Before he is wounded, Frederick is indecisive about Catherine and is primarily interested in her due to his attraction to and lust for her. He admits early in the novel to not loving Catherine truly, acknowledging to the reader that he's told women before that he loved them but that it was always because of lust—never the heart-felt, kindred-spirits kind of love that others describe to him.
However, while called up to the front with the ambulance brigade, Frederick is wounded in an enemy artillery strike and is rushed to a hospital, where he is cooped up for weeks and has time to reflect. He ponders the war and what his life might be if not for it, and he fantasizes about having a life with Catherine. Upon Catherine's transfer to the hospital to be near him, Frederick is overcome and experiences a moment of epiphany: he realizes that he does love Catherine, or does in that moment.
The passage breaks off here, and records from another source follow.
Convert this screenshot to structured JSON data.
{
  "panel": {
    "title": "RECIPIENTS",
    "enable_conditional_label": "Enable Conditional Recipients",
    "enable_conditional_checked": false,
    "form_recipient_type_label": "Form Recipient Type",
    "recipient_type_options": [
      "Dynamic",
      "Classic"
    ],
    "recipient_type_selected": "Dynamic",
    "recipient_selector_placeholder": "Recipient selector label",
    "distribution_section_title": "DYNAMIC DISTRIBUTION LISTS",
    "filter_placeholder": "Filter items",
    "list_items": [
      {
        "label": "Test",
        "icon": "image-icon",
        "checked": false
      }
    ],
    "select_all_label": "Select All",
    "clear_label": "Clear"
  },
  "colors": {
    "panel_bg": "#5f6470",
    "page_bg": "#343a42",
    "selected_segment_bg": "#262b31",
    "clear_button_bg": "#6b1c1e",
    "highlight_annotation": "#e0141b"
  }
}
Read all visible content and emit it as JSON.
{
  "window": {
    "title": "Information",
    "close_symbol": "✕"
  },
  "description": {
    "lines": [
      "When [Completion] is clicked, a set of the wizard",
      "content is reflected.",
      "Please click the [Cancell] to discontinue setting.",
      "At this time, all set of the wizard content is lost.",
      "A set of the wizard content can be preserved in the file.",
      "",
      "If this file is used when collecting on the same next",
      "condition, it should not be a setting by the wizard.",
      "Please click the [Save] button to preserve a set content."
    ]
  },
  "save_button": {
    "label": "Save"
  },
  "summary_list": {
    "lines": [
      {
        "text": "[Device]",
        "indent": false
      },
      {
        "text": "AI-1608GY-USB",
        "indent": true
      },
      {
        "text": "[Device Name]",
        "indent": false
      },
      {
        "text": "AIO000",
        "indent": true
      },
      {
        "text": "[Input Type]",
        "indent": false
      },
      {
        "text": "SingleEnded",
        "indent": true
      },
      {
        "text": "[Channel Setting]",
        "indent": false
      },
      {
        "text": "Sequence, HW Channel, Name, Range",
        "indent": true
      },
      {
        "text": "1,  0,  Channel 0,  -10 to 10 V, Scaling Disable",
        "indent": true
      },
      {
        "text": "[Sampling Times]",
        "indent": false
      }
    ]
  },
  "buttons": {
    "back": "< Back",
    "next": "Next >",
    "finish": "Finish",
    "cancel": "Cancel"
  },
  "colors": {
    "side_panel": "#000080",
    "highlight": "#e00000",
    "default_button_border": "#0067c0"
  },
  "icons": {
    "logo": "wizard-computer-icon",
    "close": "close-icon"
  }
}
It is then that Catherine and Frederick take up a passionate and steady romance in a string of late-night trysts that are always in the dark.
While at first he is ambivalent, Frederick does come to love Catherine intensely and, as another Educator noted, turns out the light before saying goodbye, a nod to the nights spent together in the darkness of the hospital where their love was first truly realized.